If you caught the largemouth legally and within the legal slot limit, you can mount whatever size fish you’d like. But most largemouth bass anglers follow the rule of 21 to 22 inches or bigger for mounting. A fish over 21 inches is rare, so many anglers find it worth mounting.
As bass anglers, we’re never fully satisfied with the fish we catch. I’ve landed my best largemouth bass and celebrated, but I still wonder how to top it. This mindset can lead to a lack of satisfaction with fishing. Sometimes, we must celebrate our milestones, and mounting fish is the perfect way.
Best Size Largemouth To Mount
There is no perfect size of largemouth bass to mount, but if you choose to mount the fish, it should hold significant value. You want to be able to look at it and not see it as just another bass. Whatever the reason, make sure it’s something you’ll look at fondly for years.
Most taxidermists are willing to mount largemouth bass eight inches or longer, so you’ll be okay if your bass is anything larger than that. Anything less than this is considered juvenile fish and too small to mount.
An average-sized largemouth bass is around 14 to 20 inches, but these sizes change depending on where you land the fish.

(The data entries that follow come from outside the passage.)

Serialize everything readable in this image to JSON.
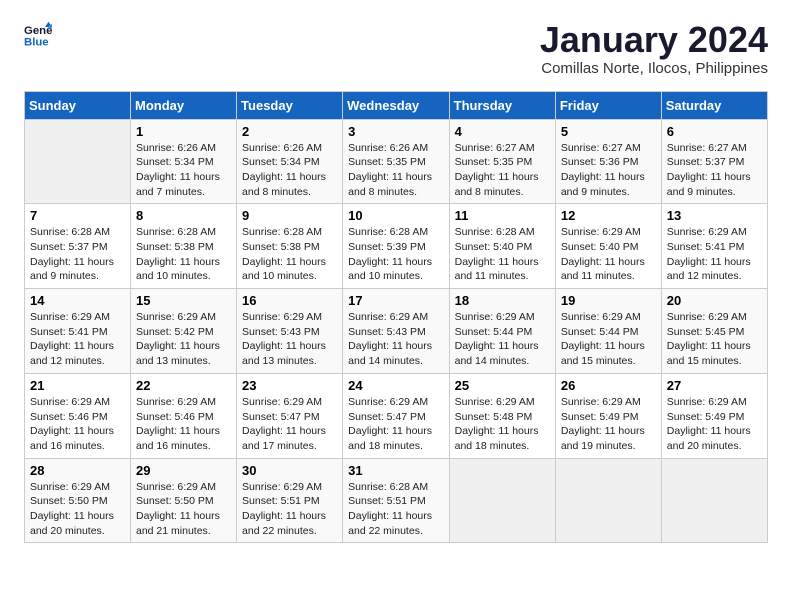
{
  "header": {
    "logo_line1": "General",
    "logo_line2": "Blue",
    "title": "January 2024",
    "subtitle": "Comillas Norte, Ilocos, Philippines"
  },
  "days_of_week": [
    "Sunday",
    "Monday",
    "Tuesday",
    "Wednesday",
    "Thursday",
    "Friday",
    "Saturday"
  ],
  "weeks": [
    [
      {
        "day": "",
        "empty": true
      },
      {
        "day": "1",
        "sunrise": "6:26 AM",
        "sunset": "5:34 PM",
        "daylight": "11 hours and 7 minutes."
      },
      {
        "day": "2",
        "sunrise": "6:26 AM",
        "sunset": "5:34 PM",
        "daylight": "11 hours and 8 minutes."
      },
      {
        "day": "3",
        "sunrise": "6:26 AM",
        "sunset": "5:35 PM",
        "daylight": "11 hours and 8 minutes."
      },
      {
        "day": "4",
        "sunrise": "6:27 AM",
        "sunset": "5:35 PM",
        "daylight": "11 hours and 8 minutes."
      },
      {
        "day": "5",
        "sunrise": "6:27 AM",
        "sunset": "5:36 PM",
        "daylight": "11 hours and 9 minutes."
      },
      {
        "day": "6",
        "sunrise": "6:27 AM",
        "sunset": "5:37 PM",
        "daylight": "11 hours and 9 minutes."
      }
    ],
    [
      {
        "day": "7",
        "sunrise": "6:28 AM",
        "sunset": "5:37 PM",
        "daylight": "11 hours and 9 minutes."
      },
      {
        "day": "8",
        "sunrise": "6:28 AM",
        "sunset": "5:38 PM",
        "daylight": "11 hours and 10 minutes."
      },
      {
        "day": "9",
        "sunrise": "6:28 AM",
        "sunset": "5:38 PM",
        "daylight": "11 hours and 10 minutes."
      },
      {
        "day": "10",
        "sunrise": "6:28 AM",
        "sunset": "5:39 PM",
        "daylight": "11 hours and 10 minutes."
      },
      {
        "day": "11",
        "sunrise": "6:28 AM",
        "sunset": "5:40 PM",
        "daylight": "11 hours and 11 minutes."
      },
      {
        "day": "12",
        "sunrise": "6:29 AM",
        "sunset": "5:40 PM",
        "daylight": "11 hours and 11 minutes."
      },
      {
        "day": "13",
        "sunrise": "6:29 AM",
        "sunset": "5:41 PM",
        "daylight": "11 hours and 12 minutes."
      }
    ],
    [
      {
        "day": "14",
        "sunrise": "6:29 AM",
        "sunset": "5:41 PM",
        "daylight": "11 hours and 12 minutes."
      },
      {
        "day": "15",
        "sunrise": "6:29 AM",
        "sunset": "5:42 PM",
        "daylight": "11 hours and 13 minutes."
      },
      {
        "day": "16",
        "sunrise": "6:29 AM",
        "sunset": "5:43 PM",
        "daylight": "11 hours and 13 minutes."
      },
      {
        "day": "17",
        "sunrise": "6:29 AM",
        "sunset": "5:43 PM",
        "daylight": "11 hours and 14 minutes."
      },
      {
        "day": "18",
        "sunrise": "6:29 AM",
        "sunset": "5:44 PM",
        "daylight": "11 hours and 14 minutes."
      },
      {
        "day": "19",
        "sunrise": "6:29 AM",
        "sunset": "5:44 PM",
        "daylight": "11 hours and 15 minutes."
      },
      {
        "day": "20",
        "sunrise": "6:29 AM",
        "sunset": "5:45 PM",
        "daylight": "11 hours and 15 minutes."
      }
    ],
    [
      {
        "day": "21",
        "sunrise": "6:29 AM",
        "sunset": "5:46 PM",
        "daylight": "11 hours and 16 minutes."
      },
      {
        "day": "22",
        "sunrise": "6:29 AM",
        "sunset": "5:46 PM",
        "daylight": "11 hours and 16 minutes."
      },
      {
        "day": "23",
        "sunrise": "6:29 AM",
        "sunset": "5:47 PM",
        "daylight": "11 hours and 17 minutes."
      },
      {
        "day": "24",
        "sunrise": "6:29 AM",
        "sunset": "5:47 PM",
        "daylight": "11 hours and 18 minutes."
      },
      {
        "day": "25",
        "sunrise": "6:29 AM",
        "sunset": "5:48 PM",
        "daylight": "11 hours and 18 minutes."
      },
      {
        "day": "26",
        "sunrise": "6:29 AM",
        "sunset": "5:49 PM",
        "daylight": "11 hours and 19 minutes."
      },
      {
        "day": "27",
        "sunrise": "6:29 AM",
        "sunset": "5:49 PM",
        "daylight": "11 hours and 20 minutes."
      }
    ],
    [
      {
        "day": "28",
        "sunrise": "6:29 AM",
        "sunset": "5:50 PM",
        "daylight": "11 hours and 20 minutes."
      },
      {
        "day": "29",
        "sunrise": "6:29 AM",
        "sunset": "5:50 PM",
        "daylight": "11 hours and 21 minutes."
      },
      {
        "day": "30",
        "sunrise": "6:29 AM",
        "sunset": "5:51 PM",
        "daylight": "11 hours and 22 minutes."
      },
      {
        "day": "31",
        "sunrise": "6:28 AM",
        "sunset": "5:51 PM",
        "daylight": "11 hours and 22 minutes."
      },
      {
        "day": "",
        "empty": true
      },
      {
        "day": "",
        "empty": true
      },
      {
        "day": "",
        "empty": true
      }
    ]
  ],
  "labels": {
    "sunrise": "Sunrise:",
    "sunset": "Sunset:",
    "daylight": "Daylight:"
  }
}
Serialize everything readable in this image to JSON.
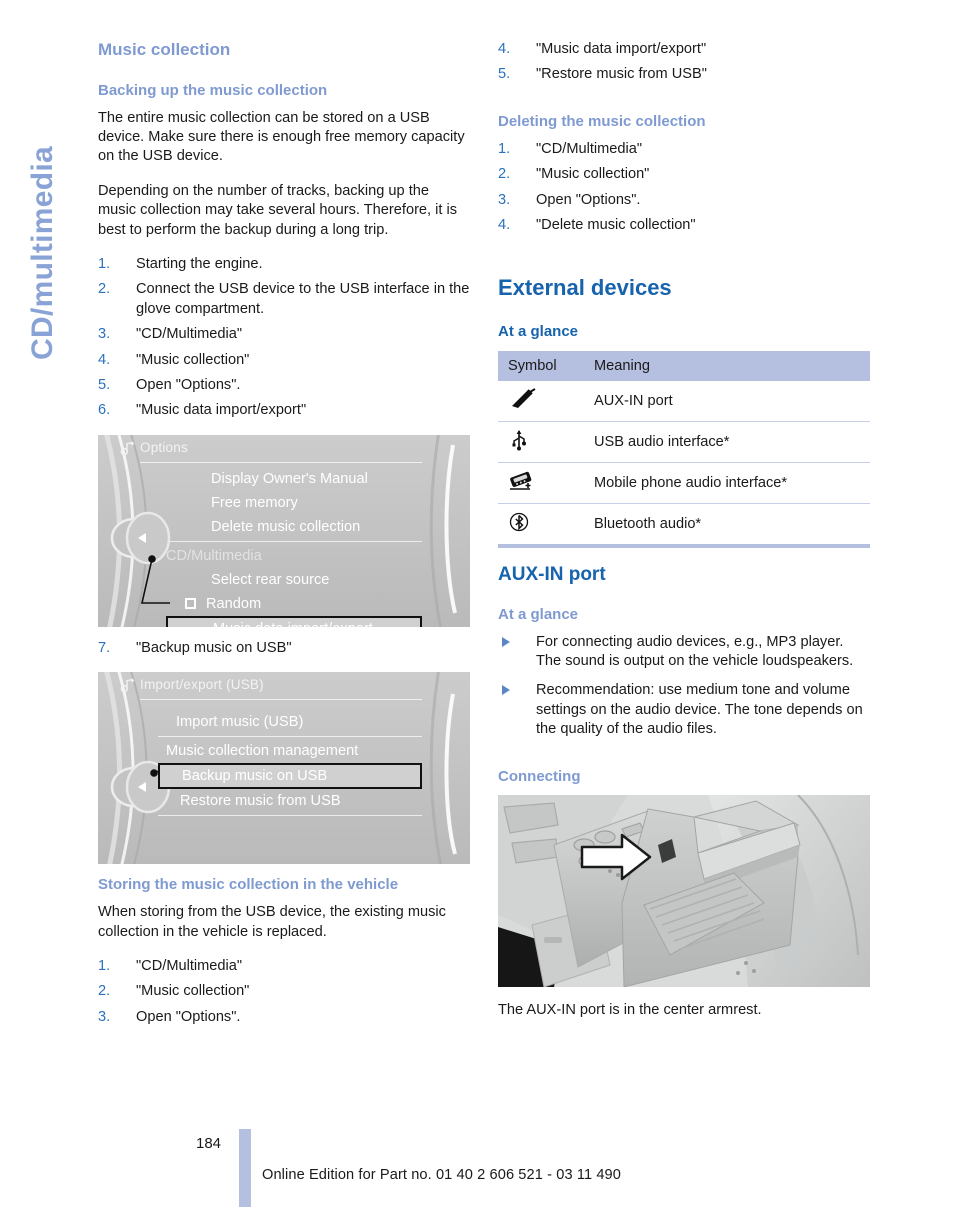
{
  "chapter_tab": {
    "label": "CD/multimedia"
  },
  "left_column": {
    "heading": "Music collection",
    "backup_section": {
      "heading": "Backing up the music collection",
      "paragraphs": [
        "The entire music collection can be stored on a USB device. Make sure there is enough free memory capacity on the USB device.",
        "Depending on the number of tracks, backing up the music collection may take several hours. Therefore, it is best to perform the backup during a long trip."
      ],
      "steps": [
        {
          "num": "1.",
          "text": "Starting the engine."
        },
        {
          "num": "2.",
          "text": "Connect the USB device to the USB interface in the glove compartment."
        },
        {
          "num": "3.",
          "text": "\"CD/Multimedia\""
        },
        {
          "num": "4.",
          "text": "\"Music collection\""
        },
        {
          "num": "5.",
          "text": "Open \"Options\"."
        },
        {
          "num": "6.",
          "text": "\"Music data import/export\""
        }
      ],
      "step7": {
        "num": "7.",
        "text": "\"Backup music on USB\""
      }
    },
    "idrive_options": {
      "title": "Options",
      "items": [
        {
          "label": "Display Owner's Manual",
          "style": "normal"
        },
        {
          "label": "Free memory",
          "style": "normal"
        },
        {
          "label": "Delete music collection",
          "style": "normal"
        },
        {
          "label": "CD/Multimedia",
          "style": "dim"
        },
        {
          "label": "Select rear source",
          "style": "normal"
        },
        {
          "label": "Random",
          "style": "checkbox"
        },
        {
          "label": "Music data import/export",
          "style": "selected"
        }
      ]
    },
    "idrive_importexport": {
      "title": "Import/export (USB)",
      "items": [
        {
          "label": "Import music (USB)",
          "style": "normal"
        },
        {
          "label": "Music collection management",
          "style": "normal"
        },
        {
          "label": "Backup music on USB",
          "style": "selected"
        },
        {
          "label": "Restore music from USB",
          "style": "normal"
        }
      ]
    },
    "storing_section": {
      "heading": "Storing the music collection in the vehicle",
      "paragraph": "When storing from the USB device, the existing music collection in the vehicle is replaced.",
      "steps": [
        {
          "num": "1.",
          "text": "\"CD/Multimedia\""
        },
        {
          "num": "2.",
          "text": "\"Music collection\""
        },
        {
          "num": "3.",
          "text": "Open \"Options\"."
        }
      ]
    }
  },
  "right_column": {
    "storing_steps_continued": [
      {
        "num": "4.",
        "text": "\"Music data import/export\""
      },
      {
        "num": "5.",
        "text": "\"Restore music from USB\""
      }
    ],
    "deleting_section": {
      "heading": "Deleting the music collection",
      "steps": [
        {
          "num": "1.",
          "text": "\"CD/Multimedia\""
        },
        {
          "num": "2.",
          "text": "\"Music collection\""
        },
        {
          "num": "3.",
          "text": "Open \"Options\"."
        },
        {
          "num": "4.",
          "text": "\"Delete music collection\""
        }
      ]
    },
    "external_devices": {
      "heading": "External devices",
      "at_a_glance_heading": "At a glance",
      "table": {
        "columns": [
          "Symbol",
          "Meaning"
        ],
        "rows": [
          {
            "icon": "aux-plug-icon",
            "meaning": "AUX-IN port"
          },
          {
            "icon": "usb-icon",
            "meaning": "USB audio interface*"
          },
          {
            "icon": "mobile-phone-audio-icon",
            "meaning": "Mobile phone audio interface*"
          },
          {
            "icon": "bluetooth-icon",
            "meaning": "Bluetooth audio*"
          }
        ]
      }
    },
    "aux_in_port": {
      "heading": "AUX-IN port",
      "at_a_glance_heading": "At a glance",
      "bullets": [
        "For connecting audio devices, e.g., MP3 player. The sound is output on the vehicle loudspeakers.",
        "Recommendation: use medium tone and volume settings on the audio device. The tone depends on the quality of the audio files."
      ],
      "connecting_heading": "Connecting",
      "photo_caption": "The AUX-IN port is in the center armrest."
    }
  },
  "footer": {
    "page_number": "184",
    "edition_text": "Online Edition for Part no. 01 40 2 606 521 - 03 11 490"
  },
  "colors": {
    "heading_dark_blue": "#1763ad",
    "heading_light_blue": "#7f9ad1",
    "list_number_blue": "#2a72bd",
    "table_header_bg": "#b5bfe0",
    "table_rule": "#c6cfe8",
    "tab_blue": "#8aa3d6"
  }
}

A 20-inch bass isn’t uncommon in a place like Texas, but many anglers in the Midwest would consider that a great fish.
If you’re willing to invest in mounting a fish purely based on size, stick with those fish over 20 inches.
There are always exceptions to the rules. I’ve been in plenty of bait shops across the Midwest and seen small bass mounted, but they usually have a unique appearance or special story behind them.
Check with your taxidermist if you are questioning the size you should choose. They’ll be able to offer advice.
The fish’s weight is one of those factors that many anglers don’t consider when mounting fish. They see a 22-inch fish, and that’s enough to mount it.
The first and only bass I mounted weighed eight pounds but was only 20 inches long. I’d never seen a bass that weighed eight pounds, so I felt like I had to mount it. I haven’t caught one that large since.
If you’re mounting a fish purely on the weight, ensure it weighs at least five pounds. An older angler once told me, “A five-pound bass won’t grow to a seven-pound bass on your wall.” This put the process of mounting into perspective. If I’m going to do it, I want to make sure it’s worth it.
Should I Mount a Live Bass (Skin Mount) or a Replica?
The live bass vs. replica debate isn’t going anywhere. As long as states allow anglers to keep bass, nothing says you cannot mount the fish you catch. Legally, you won’t be doing anything wrong.
On the other side of the debate, some anglers don’t want anything that was alive to be preserved and hung on the wall. They encourage anglers to eat the fish they catch. Whatever you decide is up to you as long as everything is within the legal limits.
Preparing a Largemouth Bass for Mounting
If you choose to mount the fish you caught, get it on ice as quickly as possible. Take detailed pictures of the fish before you wrap it in a wet towel and put it in the freezer so the taxidermists will have something to reference as they’re working. You don’t have to fully gut the fish. Wrap it neatly in a towel and place it in the freezer.
The longer the fish is off ice, the more it will deteriorate. You want to give it to the taxidermists in the best possible condition.
Many taxidermists have waiting periods, so contact them as quickly as possible after getting your catch to ensure you get your bass done promptly. Plus, they’ll have good advice on storing it and keeping it until they can take it.
Frequently Asked Questions
What Size is a Trophy Largemouth Bass?
A trophy largemouth bass is over 22 inches and weighs six pounds or more. Again, size is all relative depending on where you’re fishing, but the general rule is the fish has to be at least 22 inches to get into that trophy category.
How Rare is a 5lb Bass?
Depending on where you’re fishing, five-pound bass aren’t overly rare. If you’re fishing during the spawn and hook into a pre-spawn female, you’ll find that many bass are over five pounds. They’re filled with eggs and carry a lot of extra weight. Outside the spawn, a five-pound bass becomes rare, but plenty of females grow to this size.
How Much Does it Cost to Mount a Largemouth Bass?
A quality largemouth bass mount will cost around $15 to $20 per inch of fish.
Can You Mount a Fish without Killing It?
Some taxidermists will create replica bass based on detailed pictures, but most of the time, you must kill the fish to mount it.
While fishing can be competitive, celebrating our victories is something we need to do. Whether we’ve been fishing for 20 years or two months, a trophy-sized largemouth bass isn’t easy to catch. If you feel comfortable, feel free to mount it.
Mounted largemouth bass are always great conversation starters wherever you are. A quality mount can bond anglers from all over the world.